Malbec World Day, now in its sixth year, is a celebration of Malbec organised by Wines of Argentina. You can find out more on their main event website. But what is Malbec and why should you get excited?
It’s a full-bodied red wine that grows mostly in Argentina.
It is known for its plump dark fruit flavours and smoky finish, so Malbec offers a great alternative to higher priced Cabernet Sauvignon and Syrah varietals.
Malbec (sometimes called Côt and Auxxerois) is originally from France where it grows in the Sud-Ouest. The thick-skinned grape is a natural cross of two esoteric varieties that are from Montpellier (in Languedoc-Roussilon) and Gaillac in the Sud-Ouest. Today the majority of France’s Malbec is found in Cahors, a small town on the river Lot that gently flows towards Bordeaux.
Malbec quickly became common as a blending grape in Bordeaux’s top 5 wine grapes. However, because of the grapes’ poor resistance to weather and pests, it never surfaced as a top French variety. Instead, it found a new home in Mendoza, Argentina where a nostalgic French botanist planted it by order of the mayor in 1868.

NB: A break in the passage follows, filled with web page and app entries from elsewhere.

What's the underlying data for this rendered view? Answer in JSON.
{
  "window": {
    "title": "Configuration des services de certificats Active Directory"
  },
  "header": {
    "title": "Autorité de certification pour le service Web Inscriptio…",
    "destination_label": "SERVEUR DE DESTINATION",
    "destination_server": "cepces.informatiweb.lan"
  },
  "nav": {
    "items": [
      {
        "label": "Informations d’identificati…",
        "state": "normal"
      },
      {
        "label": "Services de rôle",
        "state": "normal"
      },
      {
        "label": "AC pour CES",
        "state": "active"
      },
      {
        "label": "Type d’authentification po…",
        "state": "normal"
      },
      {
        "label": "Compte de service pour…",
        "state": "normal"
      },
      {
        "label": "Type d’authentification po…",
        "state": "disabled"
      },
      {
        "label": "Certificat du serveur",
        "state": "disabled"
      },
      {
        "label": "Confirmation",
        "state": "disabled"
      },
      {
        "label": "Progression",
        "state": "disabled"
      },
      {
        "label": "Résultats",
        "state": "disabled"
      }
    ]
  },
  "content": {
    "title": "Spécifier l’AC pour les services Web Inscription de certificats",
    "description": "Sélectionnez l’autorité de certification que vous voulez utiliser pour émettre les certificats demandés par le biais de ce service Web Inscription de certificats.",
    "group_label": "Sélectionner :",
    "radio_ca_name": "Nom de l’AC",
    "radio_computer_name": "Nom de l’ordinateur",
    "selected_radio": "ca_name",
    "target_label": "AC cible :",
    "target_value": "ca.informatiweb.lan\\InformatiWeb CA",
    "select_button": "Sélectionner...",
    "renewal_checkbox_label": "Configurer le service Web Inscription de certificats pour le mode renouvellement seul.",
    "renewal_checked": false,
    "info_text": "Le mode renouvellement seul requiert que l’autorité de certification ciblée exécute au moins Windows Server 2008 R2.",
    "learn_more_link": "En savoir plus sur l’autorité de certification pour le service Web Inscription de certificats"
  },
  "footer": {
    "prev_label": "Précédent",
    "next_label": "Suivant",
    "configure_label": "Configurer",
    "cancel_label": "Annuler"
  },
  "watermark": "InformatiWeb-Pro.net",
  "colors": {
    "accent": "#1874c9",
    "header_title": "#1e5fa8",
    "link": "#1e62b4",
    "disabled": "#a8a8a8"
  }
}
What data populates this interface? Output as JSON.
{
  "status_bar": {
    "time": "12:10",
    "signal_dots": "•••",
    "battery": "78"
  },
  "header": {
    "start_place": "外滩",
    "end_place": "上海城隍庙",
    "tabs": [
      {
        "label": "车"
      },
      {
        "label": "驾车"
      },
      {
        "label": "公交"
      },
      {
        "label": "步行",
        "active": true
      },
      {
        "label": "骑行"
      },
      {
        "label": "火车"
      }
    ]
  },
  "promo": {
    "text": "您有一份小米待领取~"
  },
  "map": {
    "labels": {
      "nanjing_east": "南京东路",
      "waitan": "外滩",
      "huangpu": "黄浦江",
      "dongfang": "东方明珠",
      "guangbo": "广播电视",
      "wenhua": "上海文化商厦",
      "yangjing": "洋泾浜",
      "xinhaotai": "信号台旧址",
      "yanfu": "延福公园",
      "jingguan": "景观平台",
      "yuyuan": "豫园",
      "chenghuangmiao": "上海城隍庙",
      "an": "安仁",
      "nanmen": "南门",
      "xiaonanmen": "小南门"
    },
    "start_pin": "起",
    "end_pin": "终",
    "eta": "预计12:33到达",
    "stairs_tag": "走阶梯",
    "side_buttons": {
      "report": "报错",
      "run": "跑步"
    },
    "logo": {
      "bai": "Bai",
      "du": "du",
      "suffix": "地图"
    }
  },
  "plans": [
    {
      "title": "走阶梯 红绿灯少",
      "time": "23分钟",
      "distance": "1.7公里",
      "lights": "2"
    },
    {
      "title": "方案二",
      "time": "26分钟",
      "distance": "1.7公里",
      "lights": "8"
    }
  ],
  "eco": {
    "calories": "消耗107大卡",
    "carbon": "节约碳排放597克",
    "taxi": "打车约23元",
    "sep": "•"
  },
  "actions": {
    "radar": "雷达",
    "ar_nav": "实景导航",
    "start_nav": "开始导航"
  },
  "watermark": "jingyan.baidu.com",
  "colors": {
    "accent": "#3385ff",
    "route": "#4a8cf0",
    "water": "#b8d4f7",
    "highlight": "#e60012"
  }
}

(Courtesy of Wine Folly)
ARGENTINA: The main fruit flavours in a glass of Argentine Malbec are blackberry, plum and black cherry. The nuanced flavours offer milk chocolate, cocoa powder, violet flowers, leather and, depending on the amount of oak ageing, a sweet tobacco finish.
FRANCE: While Argentine Malbec is fruit forward, France is quite the opposite. Malbec from the Cahors region is, at first, leathery with flavours of tart currant, black plum and savoury bitterness often described as green. French Malbecs, from the Loire and Cahors, have higher acidity which attributes to flavours described as black pepper and spice. Because of their moderate tannin and acidity with lower alcohol, French Malbec wines tend to age longer.
Malbec is an Umami lover. Unlike Cabernet Sauvignon, Malbec doesn’t have a super long finish. Because of this, Malbec is great with leaner red meats (for example ostrich). The wine does extremely well with funky flavours like blue cheese and rustic flavours like mushrooms and cumin spice.
Dark meat poultry and lean red meat. Malbec also pairs well with earthy flavours too, such as beef brisket, duck, chicken leg, lamb, beef, ostrich, buffalo, and pork shoulder.
Spices and Herbs
Look for spices that have earthy or smoky flavours such as: Parsley, Sumac, Thyme, Rosemary, Porcini, Smoked Paprika, Black Pepper, Cumin, Coriander, Juniper Berry, Clove, Vanilla Bean, Garlic, Shallot, Green Onion, or Barbecue Sauce.
You find a lot of these spices in Lebanese cuisine, so Malbec is a natural choice.
Look for funky and rich soft to semi-firm cow’s and goat’s milk cheeses.
Luigi Bosca; Argentina 2012
This is an intense purple colour wine, with distinct aromas of ripe red fruits, spices and black pepper. The intensity of the entry in the mouth is complemented with the softness and sweetness of tannins, respecting the characteristics of the grape variety in Argentina. A pure, full-bodied, well-structured red wine with character and all the juiciness typical of this variety. A long lingering and elegant finish.